## Required work
Filter the data below, keeping only lines that contain "legend".

+++ Excerpted data +++

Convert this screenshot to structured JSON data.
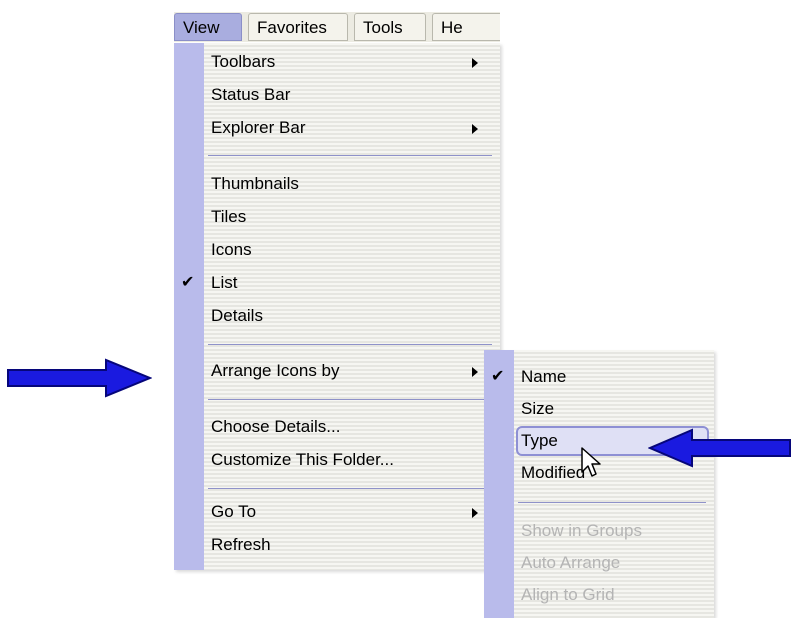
{
  "menubar": {
    "items": [
      {
        "label": "View",
        "active": true
      },
      {
        "label": "Favorites",
        "active": false
      },
      {
        "label": "Tools",
        "active": false
      },
      {
        "label": "He",
        "active": false
      }
    ]
  },
  "view_menu": {
    "items": [
      {
        "label": "Toolbars",
        "submenu": true
      },
      {
        "label": "Status Bar",
        "submenu": false
      },
      {
        "label": "Explorer Bar",
        "submenu": true
      },
      {
        "label": "Thumbnails",
        "submenu": false
      },
      {
        "label": "Tiles",
        "submenu": false
      },
      {
        "label": "Icons",
        "submenu": false
      },
      {
        "label": "List",
        "submenu": false,
        "checked": true,
        "check_glyph": "✔"
      },
      {
        "label": "Details",
        "submenu": false
      },
      {
        "label": "Arrange Icons by",
        "submenu": true
      },
      {
        "label": "Choose Details...",
        "submenu": false
      },
      {
        "label": "Customize This Folder...",
        "submenu": false
      },
      {
        "label": "Go To",
        "submenu": true
      },
      {
        "label": "Refresh",
        "submenu": false
      }
    ]
  },
  "arrange_submenu": {
    "items": [
      {
        "label": "Name",
        "checked": true,
        "check_glyph": "✔",
        "disabled": false
      },
      {
        "label": "Size",
        "checked": false,
        "disabled": false
      },
      {
        "label": "Type",
        "checked": false,
        "disabled": false,
        "highlighted": true
      },
      {
        "label": "Modified",
        "checked": false,
        "disabled": false
      },
      {
        "label": "Show in Groups",
        "checked": false,
        "disabled": true
      },
      {
        "label": "Auto Arrange",
        "checked": false,
        "disabled": true
      },
      {
        "label": "Align to Grid",
        "checked": false,
        "disabled": true
      }
    ]
  },
  "colors": {
    "menu_gutter": "#b9bbeb",
    "highlight_border": "#8e90d4",
    "arrow_fill": "#1a1ae0"
  }
}
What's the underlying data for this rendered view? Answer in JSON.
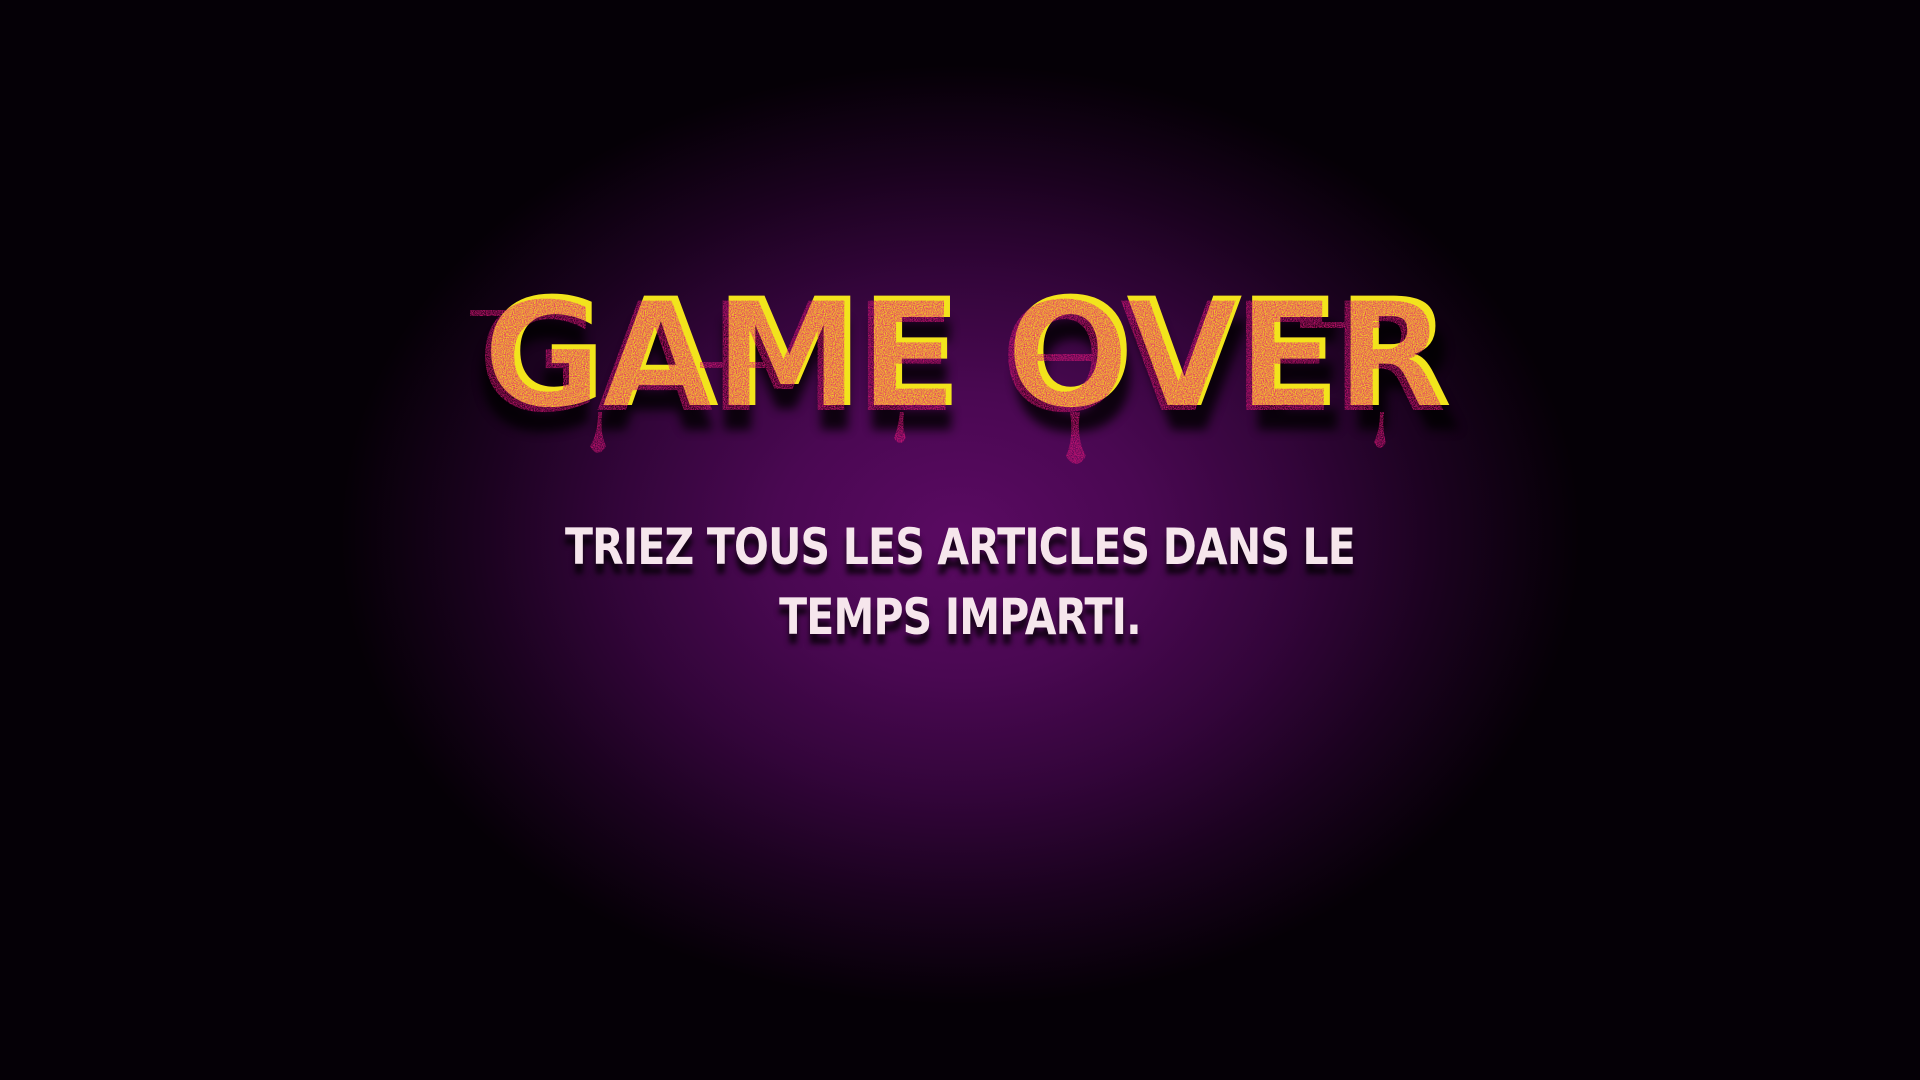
{
  "game_over": {
    "title": "GAME OVER",
    "message": "TRIEZ TOUS LES ARTICLES DANS LE TEMPS IMPARTI."
  },
  "colors": {
    "title_fill": "#e0157a",
    "title_glitch": "#f2e41c",
    "message_text": "#f6e6ec",
    "background_center": "#5a0a62",
    "background_edge": "#050006"
  }
}
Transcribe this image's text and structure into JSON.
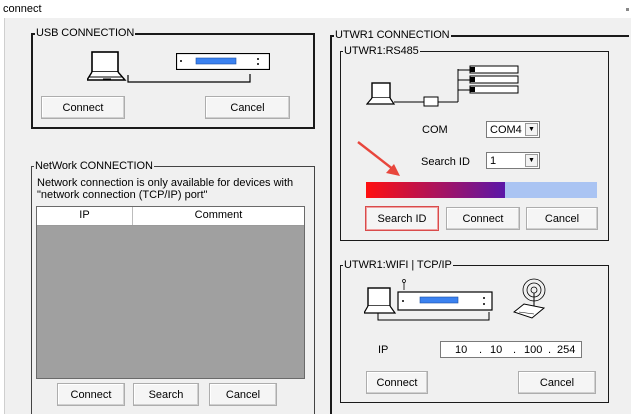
{
  "window": {
    "title": "connect"
  },
  "usb": {
    "legend": "USB CONNECTION",
    "connect_label": "Connect",
    "cancel_label": "Cancel"
  },
  "network": {
    "legend": "NetWork CONNECTION",
    "note": "Network connection is only available for devices with \"network connection (TCP/IP) port\"",
    "columns": [
      "IP",
      "Comment"
    ],
    "connect_label": "Connect",
    "search_label": "Search",
    "cancel_label": "Cancel"
  },
  "utwr1": {
    "legend": "UTWR1 CONNECTION",
    "rs485": {
      "legend": "UTWR1:RS485",
      "com_label": "COM",
      "com_value": "COM4",
      "search_id_label": "Search ID",
      "search_id_value": "1",
      "progress": 0.6,
      "search_id_button": "Search ID",
      "connect_label": "Connect",
      "cancel_label": "Cancel"
    },
    "wifi": {
      "legend": "UTWR1:WIFI  |  TCP/IP",
      "ip_label": "IP",
      "ip": [
        "10",
        "10",
        "100",
        "254"
      ],
      "connect_label": "Connect",
      "cancel_label": "Cancel"
    }
  },
  "colors": {
    "progress_start": "#ff1010",
    "progress_end": "#5a17a8",
    "progress_remaining": "#aac4f3",
    "annotation_arrow": "#e8463c",
    "list_background": "#a0a0a0"
  }
}
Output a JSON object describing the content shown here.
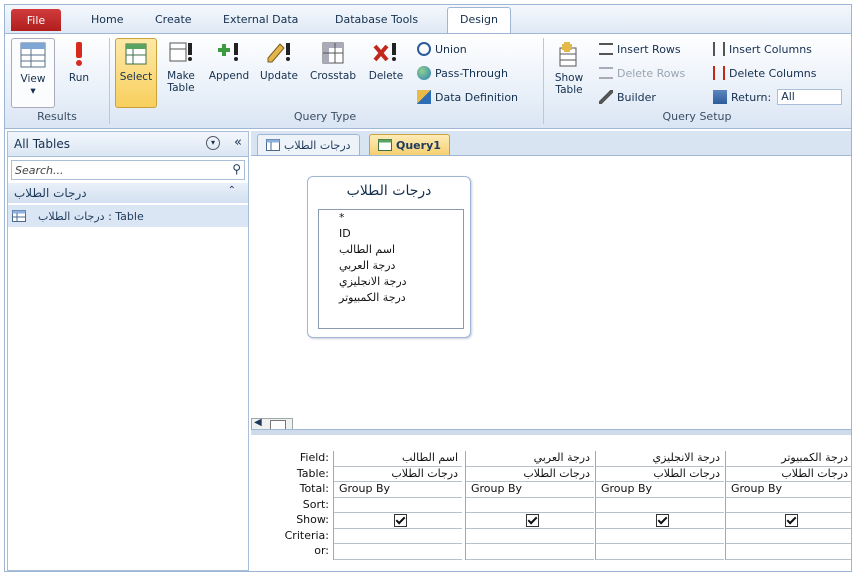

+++

## Expected answer
    "legend": "USB CONNECTION",
    "legend": "NetWork CONNECTION",
    "legend": "UTWR1 CONNECTION",
      "legend": "UTWR1:RS485",
      "legend": "UTWR1:WIFI  |  TCP/IP",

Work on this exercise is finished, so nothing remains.